Hackers Are Now Revealing All Of Ashley Madison Users' Information

Bad news for cheaters: The hackers who broke into AshleyMadison.com's customer databases last month finally published the account information --including names, addresses and payment details -- of some 32 million users onto the dark Web.

For the unfamiliar, AshleyMadison.com is touted as a "cheating website" on which married men and women can seek extramarital partners.

When hackers first broke into the website's databases last month, they threatened to release private user information to the public unless Avid Life Media, the company that owns AshleyMadison.com, agreed to shut down the website (as well as sister site EstablishedMen.com).

Sometime yesterday, the hackers — identifying themselves as the Impact Team — posted 9.7 gigabytes of files to the dark Web using an Onion address (only accessible through a Tor browser).

The files, which include user information dating back to 2007, make the users' names, email addresses, home addresses and amounts paid pubic knowledge.

Each file is accompanied by a four-digit code — possibly the last four digits of the user's credit card number — identifying the transaction.

The Impact Team took responsibility for the leak, and wrote this on the site:

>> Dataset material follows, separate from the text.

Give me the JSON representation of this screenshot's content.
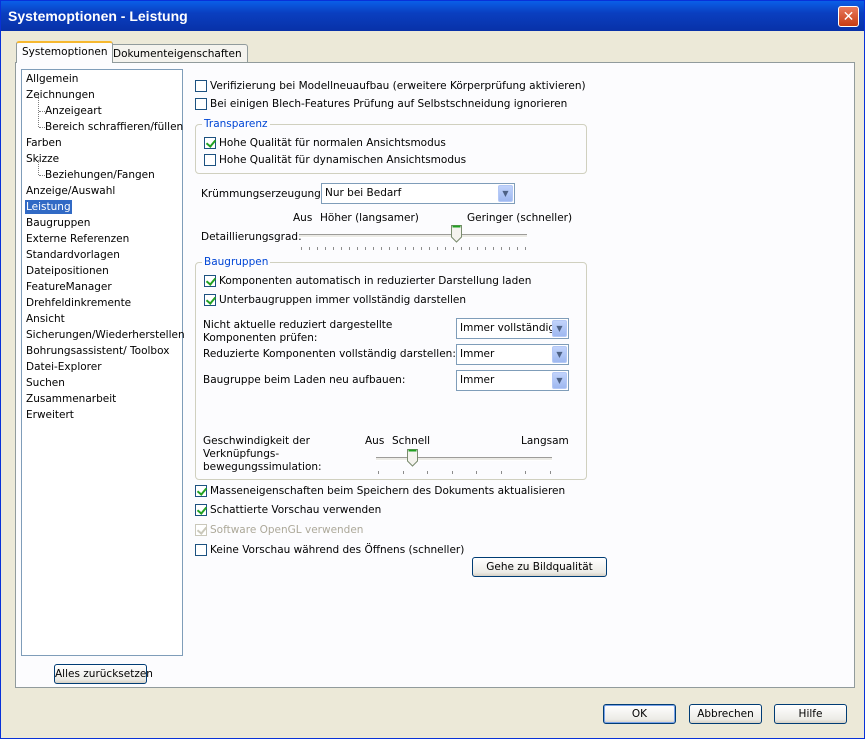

Avid Life Media has failed to take down Ashley Madison and Established Men. We have explained the fraud, deceit, and stupidity of ALM and their members. Now everyone gets to see their data. Find someone you know in here? Keep in mind the site is a scam with thousands of fake female profiles. See ashley madison fake profile lawsuit; 90-95 [percent] of actual users are male. Chances are your man signed up on the world's biggest affair site, but never had one. He just tried to. If that distinction matters.  Find yourself in here? It was ALM that failed you and lied to you. Prosecute them and claim damages. Then move on with your life. Learn your lesson and make amends. Embarrassing now, but you'll get over it.

ALM's fraudulent practices — as well as the obvious immorality of the website — appear to be the main motivating factors for the hack.

The company offered a service where a user can pay $19 to have his or her data deleted from the site; however, Impact Team discovered ALM was pocketing this fee and keeping customer information.

Following the leak, Avid Life released the following statement:

This event is not an act of hacktivism, it is an act of criminality. It is an illegal action against the individual members of AshleyMadison.com, as well as any freethinking people who choose to engage in fully lawful online activities...We will not sit idly by and allow these theives to force their personal ideology on citizens around the world.

As of this morning, both AshleyMadison.com and EstablishedMen.com remain up and running despite the breach.

We will update with any information as it becomes available.

Citations: Hackers Finally Post Stolen Ashley Madison Data (Wired)